Sunday, April 16, 2017

April 15th, 2017 – Tax March, Santa Rosa

The crowd wasn’t huge - a few hundred at most - but significant for this small county seat in Northern California.  The speeches were short and inspiring; the signs were lively and quite pointed. None cast Drumpf in a good light. We did our best not to interfere with the routine business of the Post Office, but at times people did have to wend their way around the throng, A few joined us to listen for several minutes before hurrying on with the rest of their Saturday.

There had been no permit granted for a march, but we walked anyway, going the long way around the block, our signs eliciting honks from cars and trucks and mini-vans. I had come up from Petaluma solo but made marching friends soon enough, as you do.  Kate, to whom I gave my extra super-bright pink pussycat hat. It fit her so well: I was thrilled to be sending the hat, hand-crocheted by my friend MaryBeth during those most worrisome first months of 2017, to carry the We Resist! We Persist! message onward. 

And Miriam. We found ourselves walking companionably together, trying to work up some new chants and commiserating about the lack of good protest songs for this movement. Because, make no mistake, this is a movement. And a movement needs songs and chants. We tried to fit something into Country Joe and Fish’s song  And it’s one-two-three, what are we fighting for -- but failed. Protest songs are truly specific to a time and place.

“It’s frightening how low this county has gone,” she said, as we turned the farthest corner and headed back around to the Post Office. “I’m an immigrant, came here in ‘51 – our family had spent 5 years waiting in refugee camps in Europe.

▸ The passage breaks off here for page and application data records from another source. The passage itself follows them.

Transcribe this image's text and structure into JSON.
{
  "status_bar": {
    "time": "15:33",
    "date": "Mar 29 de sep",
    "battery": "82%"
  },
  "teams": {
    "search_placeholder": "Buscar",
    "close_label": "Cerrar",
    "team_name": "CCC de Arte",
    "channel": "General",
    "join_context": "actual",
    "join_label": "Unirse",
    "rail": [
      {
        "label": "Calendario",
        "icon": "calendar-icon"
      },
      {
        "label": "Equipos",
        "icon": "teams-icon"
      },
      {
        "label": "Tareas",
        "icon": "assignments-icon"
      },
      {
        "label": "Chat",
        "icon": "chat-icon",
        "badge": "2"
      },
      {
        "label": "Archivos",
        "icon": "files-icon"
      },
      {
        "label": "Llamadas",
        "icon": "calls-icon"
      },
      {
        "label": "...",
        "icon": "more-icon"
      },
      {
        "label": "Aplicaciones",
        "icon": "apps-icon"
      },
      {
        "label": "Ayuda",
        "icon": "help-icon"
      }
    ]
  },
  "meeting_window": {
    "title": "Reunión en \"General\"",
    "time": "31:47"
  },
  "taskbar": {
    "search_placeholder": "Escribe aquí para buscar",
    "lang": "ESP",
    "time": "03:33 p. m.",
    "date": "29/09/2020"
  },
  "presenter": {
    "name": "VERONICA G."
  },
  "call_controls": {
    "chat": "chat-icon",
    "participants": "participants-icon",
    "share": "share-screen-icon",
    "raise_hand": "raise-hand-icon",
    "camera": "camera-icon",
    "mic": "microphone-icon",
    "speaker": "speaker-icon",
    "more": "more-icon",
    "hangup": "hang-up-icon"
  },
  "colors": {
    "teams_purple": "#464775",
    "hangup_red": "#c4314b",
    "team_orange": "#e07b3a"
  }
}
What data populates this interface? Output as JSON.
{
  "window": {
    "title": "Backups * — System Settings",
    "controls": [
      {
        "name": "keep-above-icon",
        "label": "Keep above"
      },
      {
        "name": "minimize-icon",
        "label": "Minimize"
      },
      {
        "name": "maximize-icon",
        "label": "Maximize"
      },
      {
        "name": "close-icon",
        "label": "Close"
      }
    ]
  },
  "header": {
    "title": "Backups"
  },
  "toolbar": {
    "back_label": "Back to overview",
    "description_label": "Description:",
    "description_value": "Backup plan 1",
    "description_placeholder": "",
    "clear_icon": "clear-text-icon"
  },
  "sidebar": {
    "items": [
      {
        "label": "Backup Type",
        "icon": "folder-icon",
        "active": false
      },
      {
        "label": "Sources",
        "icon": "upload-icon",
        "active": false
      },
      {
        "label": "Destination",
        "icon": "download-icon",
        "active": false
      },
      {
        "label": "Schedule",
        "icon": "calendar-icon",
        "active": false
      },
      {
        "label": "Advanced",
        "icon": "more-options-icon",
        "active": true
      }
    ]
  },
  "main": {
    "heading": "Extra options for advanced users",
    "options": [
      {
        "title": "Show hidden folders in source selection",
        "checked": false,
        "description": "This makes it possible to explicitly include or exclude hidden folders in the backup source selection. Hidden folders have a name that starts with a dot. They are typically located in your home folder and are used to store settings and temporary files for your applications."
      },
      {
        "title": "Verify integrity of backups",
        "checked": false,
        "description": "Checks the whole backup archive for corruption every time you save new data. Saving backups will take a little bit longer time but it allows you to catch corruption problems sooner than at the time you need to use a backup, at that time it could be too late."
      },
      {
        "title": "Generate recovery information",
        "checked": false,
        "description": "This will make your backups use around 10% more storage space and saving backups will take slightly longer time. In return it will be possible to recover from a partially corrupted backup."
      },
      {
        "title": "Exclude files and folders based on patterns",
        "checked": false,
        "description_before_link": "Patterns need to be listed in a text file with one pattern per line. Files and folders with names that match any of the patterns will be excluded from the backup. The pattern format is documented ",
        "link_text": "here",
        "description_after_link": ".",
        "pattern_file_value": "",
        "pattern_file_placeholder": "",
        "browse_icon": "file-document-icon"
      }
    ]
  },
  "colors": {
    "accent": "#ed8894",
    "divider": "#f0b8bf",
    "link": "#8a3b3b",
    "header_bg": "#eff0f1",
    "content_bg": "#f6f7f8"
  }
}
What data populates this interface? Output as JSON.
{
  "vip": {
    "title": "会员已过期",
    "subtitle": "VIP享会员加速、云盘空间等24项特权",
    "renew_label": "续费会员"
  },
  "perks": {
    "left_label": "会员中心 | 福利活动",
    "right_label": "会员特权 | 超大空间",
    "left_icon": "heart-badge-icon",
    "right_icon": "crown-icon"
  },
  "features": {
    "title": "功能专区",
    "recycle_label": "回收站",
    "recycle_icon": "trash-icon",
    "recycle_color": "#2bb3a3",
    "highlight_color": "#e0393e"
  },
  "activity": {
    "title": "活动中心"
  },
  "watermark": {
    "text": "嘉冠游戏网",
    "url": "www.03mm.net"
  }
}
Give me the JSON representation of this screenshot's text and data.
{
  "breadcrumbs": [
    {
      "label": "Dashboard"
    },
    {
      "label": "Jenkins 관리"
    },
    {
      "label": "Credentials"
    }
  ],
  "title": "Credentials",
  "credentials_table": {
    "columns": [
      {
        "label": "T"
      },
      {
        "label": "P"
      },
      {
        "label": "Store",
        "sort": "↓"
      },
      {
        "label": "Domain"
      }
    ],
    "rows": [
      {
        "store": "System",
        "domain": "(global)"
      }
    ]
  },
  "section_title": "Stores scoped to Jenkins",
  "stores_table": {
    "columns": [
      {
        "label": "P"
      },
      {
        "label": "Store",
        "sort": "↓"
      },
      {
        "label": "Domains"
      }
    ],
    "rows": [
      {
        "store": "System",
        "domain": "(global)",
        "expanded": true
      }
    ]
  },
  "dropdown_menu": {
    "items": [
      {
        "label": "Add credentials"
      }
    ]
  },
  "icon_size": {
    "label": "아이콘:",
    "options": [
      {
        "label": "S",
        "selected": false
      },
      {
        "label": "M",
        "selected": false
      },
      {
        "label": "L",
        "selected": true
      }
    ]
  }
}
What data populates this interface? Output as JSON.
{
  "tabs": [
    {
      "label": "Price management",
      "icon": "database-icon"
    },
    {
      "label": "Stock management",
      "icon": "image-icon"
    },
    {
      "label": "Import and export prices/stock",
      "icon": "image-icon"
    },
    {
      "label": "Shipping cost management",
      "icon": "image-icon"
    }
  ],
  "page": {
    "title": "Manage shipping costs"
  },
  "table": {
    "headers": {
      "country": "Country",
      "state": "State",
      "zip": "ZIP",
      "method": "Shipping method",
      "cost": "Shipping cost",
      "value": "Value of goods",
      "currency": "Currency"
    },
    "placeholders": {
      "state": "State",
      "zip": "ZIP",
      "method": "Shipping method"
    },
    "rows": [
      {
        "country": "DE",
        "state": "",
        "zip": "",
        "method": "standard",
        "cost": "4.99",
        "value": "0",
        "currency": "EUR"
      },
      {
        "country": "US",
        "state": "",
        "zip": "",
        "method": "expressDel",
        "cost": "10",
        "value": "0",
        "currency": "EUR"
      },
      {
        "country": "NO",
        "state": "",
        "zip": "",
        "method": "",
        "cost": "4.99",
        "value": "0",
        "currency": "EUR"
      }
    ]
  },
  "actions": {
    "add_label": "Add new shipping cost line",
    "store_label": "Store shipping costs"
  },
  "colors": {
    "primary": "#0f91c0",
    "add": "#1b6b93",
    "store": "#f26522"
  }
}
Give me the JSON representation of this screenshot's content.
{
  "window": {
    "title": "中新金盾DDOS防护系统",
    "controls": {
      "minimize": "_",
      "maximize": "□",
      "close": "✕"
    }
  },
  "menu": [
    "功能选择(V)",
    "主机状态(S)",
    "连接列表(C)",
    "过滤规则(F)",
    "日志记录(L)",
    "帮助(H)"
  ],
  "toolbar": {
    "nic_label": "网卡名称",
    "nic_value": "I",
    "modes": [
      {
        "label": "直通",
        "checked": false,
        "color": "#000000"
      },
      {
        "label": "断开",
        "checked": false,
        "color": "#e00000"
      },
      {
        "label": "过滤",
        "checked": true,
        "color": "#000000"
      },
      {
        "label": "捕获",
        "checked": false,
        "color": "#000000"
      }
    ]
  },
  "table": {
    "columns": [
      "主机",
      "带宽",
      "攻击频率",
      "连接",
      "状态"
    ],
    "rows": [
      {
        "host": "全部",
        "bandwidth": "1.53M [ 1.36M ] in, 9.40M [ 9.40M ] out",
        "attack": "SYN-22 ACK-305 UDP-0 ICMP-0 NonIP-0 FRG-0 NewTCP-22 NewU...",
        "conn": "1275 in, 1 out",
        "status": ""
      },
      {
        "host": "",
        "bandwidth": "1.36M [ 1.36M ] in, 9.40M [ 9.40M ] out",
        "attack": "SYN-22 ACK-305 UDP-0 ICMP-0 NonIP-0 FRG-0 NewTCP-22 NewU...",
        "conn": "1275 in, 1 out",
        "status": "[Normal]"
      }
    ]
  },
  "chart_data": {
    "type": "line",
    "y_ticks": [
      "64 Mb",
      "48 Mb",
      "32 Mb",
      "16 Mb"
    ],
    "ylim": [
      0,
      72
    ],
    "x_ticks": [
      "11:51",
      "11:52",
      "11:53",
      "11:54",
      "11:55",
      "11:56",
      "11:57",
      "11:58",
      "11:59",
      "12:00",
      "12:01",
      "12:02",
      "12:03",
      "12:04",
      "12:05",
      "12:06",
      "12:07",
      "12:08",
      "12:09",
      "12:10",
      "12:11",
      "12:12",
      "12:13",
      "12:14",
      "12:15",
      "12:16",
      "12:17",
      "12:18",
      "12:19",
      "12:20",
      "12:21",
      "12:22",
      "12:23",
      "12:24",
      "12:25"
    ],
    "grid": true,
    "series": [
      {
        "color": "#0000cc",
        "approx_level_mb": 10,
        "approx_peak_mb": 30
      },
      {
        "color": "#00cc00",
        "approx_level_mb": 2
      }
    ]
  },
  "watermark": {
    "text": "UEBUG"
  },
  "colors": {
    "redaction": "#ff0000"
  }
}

I was 11. We truly thought the streets were paved with gold." As she talked, I heard that she had felt welcomed, she had felt safe coming to America. And now that was no longer so true. I recalled the images of vandalized Jewish cemeteries. In 2017. In America. The bomb threats to Jewish Centers across the country, including Marin. 

She remembered what fascism smelled like, looked like, acted like. And she was smelling it again. 

I agreed, it’s hard to believe how low things have gone; the shock still sits on my chest, makes my stomach grinch up in the morning when I remember. And I always remember. 

Pictures below.